Fifth of Firms Start Up for less than £1,000
A fifth of small-business owners started their firm with less than £1,000, new research from a telecommunications firm has highlighted.
The XLN Telecom study of 500 entrepreneurs, which looked at how business owners funded their operation, also found that the majority (64 per cent) had drawn money from their personal savings to get up and running.
Bank loans were the next most popular route (27 per cent), while one in fifteen had been helped by friends and family. Just four per cent had received support from investors at the start-up stage.
“Many of the most successful businesses are founded on minimal start-up capital saved or borrowed from friends and family,” said XLN Telecom founder, Christian Nellemann.
“The popularity of shows such as Dragons’ Den highlights that Britain is a nation of entrepreneurs, comfortable to take on the risks of going it alone.”
According to Kevin Horne, chief executive of business support agency NWES, starting a business does not necessarily require huge amounts of initial investment.
“This is particularly true for web-based businesses or where a new venture relies upon an individual’s trade — such as painting and decorating or hairdressing. The person is likely to already own the tools of the trade and be able to draw on their contacts.”
Horne added that the biggest expense for most start-ups was likely to be their premises.
“It may be more sensible to look at working from home at first, or using ‘virtual’ office space which gives you a business address without the overheads,” he said. “Until you get established, the priority should be to save every penny.
“Budding entrepreneurs should also carry out as much market research as possible beforehand, while advice agencies like Business Link could help those looking for support with a business plan and realistic costings.”
He said poor financial control was the biggest pitfall for most early stage businesses.

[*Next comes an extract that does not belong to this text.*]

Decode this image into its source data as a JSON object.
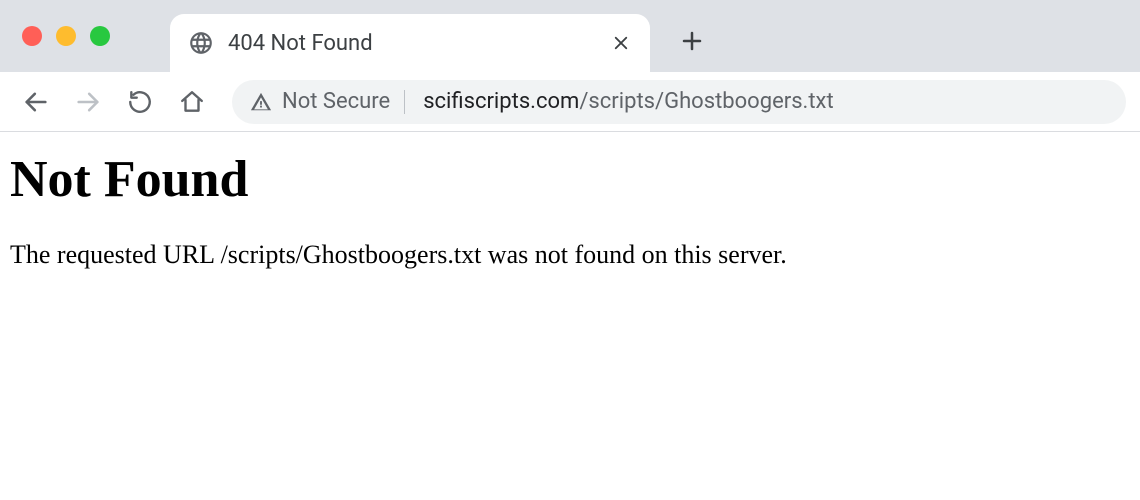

“Credit control is the area most people hate, but it’s one of the most important. The biggest number of business failures is down to cashflow drying up, so making sure you get paid is vital.”